Data to use Start Marker
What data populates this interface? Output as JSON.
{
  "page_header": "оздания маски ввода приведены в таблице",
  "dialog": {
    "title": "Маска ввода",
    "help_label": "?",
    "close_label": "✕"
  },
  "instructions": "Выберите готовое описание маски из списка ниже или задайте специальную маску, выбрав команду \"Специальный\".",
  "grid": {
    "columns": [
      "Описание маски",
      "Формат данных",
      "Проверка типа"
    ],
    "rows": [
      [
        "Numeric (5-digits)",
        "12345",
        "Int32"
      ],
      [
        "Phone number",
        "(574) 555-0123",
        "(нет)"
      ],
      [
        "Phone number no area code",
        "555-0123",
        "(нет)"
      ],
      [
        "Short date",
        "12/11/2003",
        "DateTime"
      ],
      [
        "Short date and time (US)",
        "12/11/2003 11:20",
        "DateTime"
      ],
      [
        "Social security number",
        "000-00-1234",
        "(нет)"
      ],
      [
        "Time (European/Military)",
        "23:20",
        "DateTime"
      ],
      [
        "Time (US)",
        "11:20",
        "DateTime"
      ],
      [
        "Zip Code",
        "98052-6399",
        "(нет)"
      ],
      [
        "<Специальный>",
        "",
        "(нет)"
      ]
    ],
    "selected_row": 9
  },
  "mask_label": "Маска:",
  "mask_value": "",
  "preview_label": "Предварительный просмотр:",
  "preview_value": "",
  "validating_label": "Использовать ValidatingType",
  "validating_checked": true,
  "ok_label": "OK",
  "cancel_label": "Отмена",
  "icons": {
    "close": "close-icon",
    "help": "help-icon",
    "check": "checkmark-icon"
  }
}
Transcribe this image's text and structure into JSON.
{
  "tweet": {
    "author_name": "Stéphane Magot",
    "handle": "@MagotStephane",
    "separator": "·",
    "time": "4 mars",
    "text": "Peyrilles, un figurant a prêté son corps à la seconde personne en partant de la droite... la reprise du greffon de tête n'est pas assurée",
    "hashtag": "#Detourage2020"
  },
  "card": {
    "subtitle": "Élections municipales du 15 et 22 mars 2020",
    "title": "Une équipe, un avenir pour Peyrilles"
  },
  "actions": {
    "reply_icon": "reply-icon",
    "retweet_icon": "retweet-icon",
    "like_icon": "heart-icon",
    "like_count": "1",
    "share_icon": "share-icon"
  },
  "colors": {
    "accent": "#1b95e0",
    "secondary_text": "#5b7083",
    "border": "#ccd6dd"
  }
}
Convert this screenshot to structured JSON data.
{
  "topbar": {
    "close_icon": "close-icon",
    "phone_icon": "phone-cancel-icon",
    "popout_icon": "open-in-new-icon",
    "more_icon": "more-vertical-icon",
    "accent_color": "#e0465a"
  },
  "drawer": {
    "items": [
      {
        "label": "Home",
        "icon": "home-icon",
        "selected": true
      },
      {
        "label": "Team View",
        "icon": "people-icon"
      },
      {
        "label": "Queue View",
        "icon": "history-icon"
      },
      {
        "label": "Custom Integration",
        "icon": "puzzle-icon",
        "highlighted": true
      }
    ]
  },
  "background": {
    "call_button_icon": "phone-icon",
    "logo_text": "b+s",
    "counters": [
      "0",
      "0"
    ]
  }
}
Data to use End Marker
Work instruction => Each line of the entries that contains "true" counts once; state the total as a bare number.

Exercise answer => 3